Arrests of infant formula smugglers have surpassed those of heroin and other drug runners at Hong Kong's border since it introduced new laws on March 1 restricting how much baby milk - much of which is made in New Zealand - can be carried into mainland China.

Food contamination crises - including the 2008 melamine scandal in which six babies died after consuming tainted milk - have left Chinese parents distrustful of locally-made formula brands, driving a seemingly insatiable demand for imported products.

As of April 23 Hong Kong Customs had arrested 879 people carrying a 8841kg of baby formula, according to a report by the Bloomberg news agency.

Only 420 people were arrested at Hong Kong's border last year for carrying restricted drugs, including heroin, cocaine and ketamine, an anaesthetic, Bloomberg said.

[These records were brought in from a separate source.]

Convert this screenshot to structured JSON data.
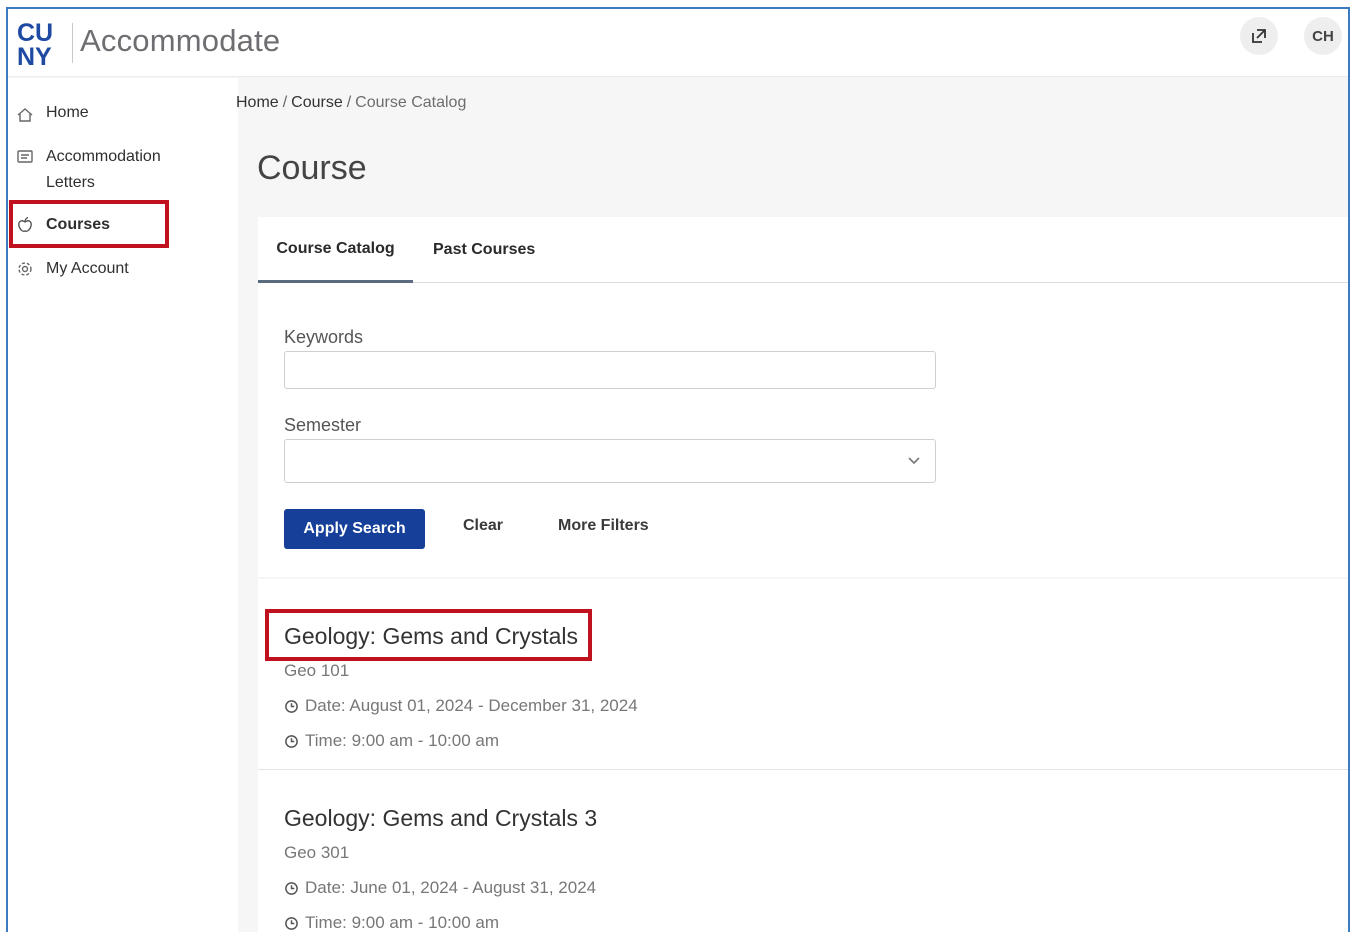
{
  "header": {
    "logo_text_top": "CU",
    "logo_text_bottom": "NY",
    "app_title": "Accommodate",
    "avatar_initials": "CH",
    "external_icon": "external-link-icon"
  },
  "sidebar": {
    "items": [
      {
        "label": "Home",
        "icon": "home-icon"
      },
      {
        "label": "Accommodation",
        "label2": "Letters",
        "icon": "letter-icon"
      },
      {
        "label": "Courses",
        "icon": "apple-icon"
      },
      {
        "label": "My Account",
        "icon": "gear-icon"
      }
    ]
  },
  "breadcrumb": {
    "home": "Home",
    "course": "Course",
    "current": "Course Catalog"
  },
  "page_title": "Course",
  "tabs": [
    {
      "label": "Course Catalog"
    },
    {
      "label": "Past Courses"
    }
  ],
  "search": {
    "keywords_label": "Keywords",
    "keywords_value": "",
    "semester_label": "Semester",
    "semester_value": "",
    "apply_label": "Apply Search",
    "clear_label": "Clear",
    "more_filters_label": "More Filters"
  },
  "colors": {
    "primary": "#153f99",
    "highlight": "#c0111f",
    "frame": "#3b7bbf",
    "logo": "#1e4aa3"
  },
  "courses": [
    {
      "title": "Geology: Gems and Crystals",
      "code": "Geo 101",
      "date": "Date: August 01, 2024 - December 31, 2024",
      "time": "Time: 9:00 am - 10:00 am"
    },
    {
      "title": "Geology: Gems and Crystals 3",
      "code": "Geo 301",
      "date": "Date: June 01, 2024 - August 31, 2024",
      "time": "Time: 9:00 am - 10:00 am"
    }
  ]
}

The news agency reported that Hong Kong Customs had busted an infant formula syndicate in possession of 4000kg of product, worth more than NZ$166,000.

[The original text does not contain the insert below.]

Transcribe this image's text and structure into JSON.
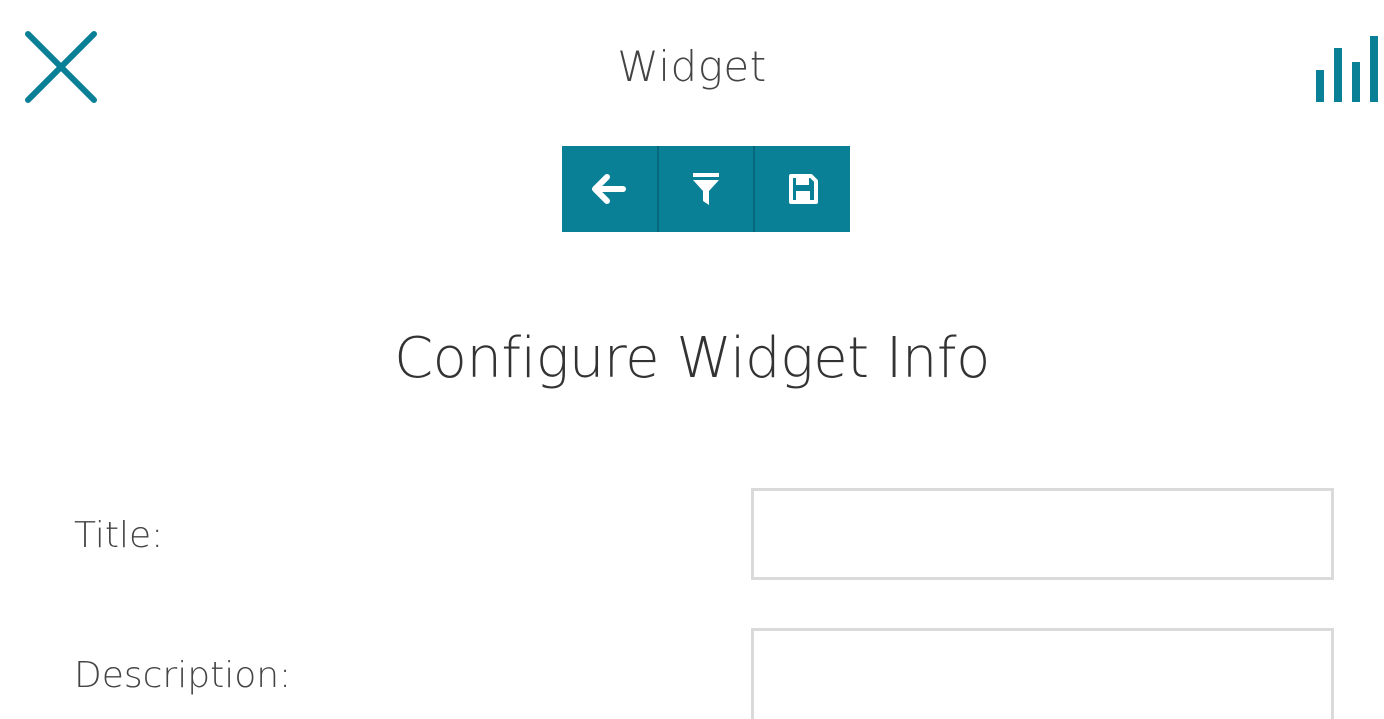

Hong Kong's Government introduced the restriction of two, 2-pound cans of formula per traveller in response to fears of an infant formula shortage caused by Mainland Chinese travellers, as well as professional traders, carrying large volumes of milk powder back to China and selling it at a hefty premium.

In September New Zealand's Ministry of Primary Industries and Customs Service began a crackdown on unlawful infant formula exports, mostly to China, which the agencies said had reached $150 million a year.

Under the Animal Products Act, only registered exporters can export dairy material, including infant formula. See a Q & A on the rules here.

The value of New Zealand's baby formula exports grew from $63 million in 1999 to $753 million in 2009, according to the Food & Grocery Council.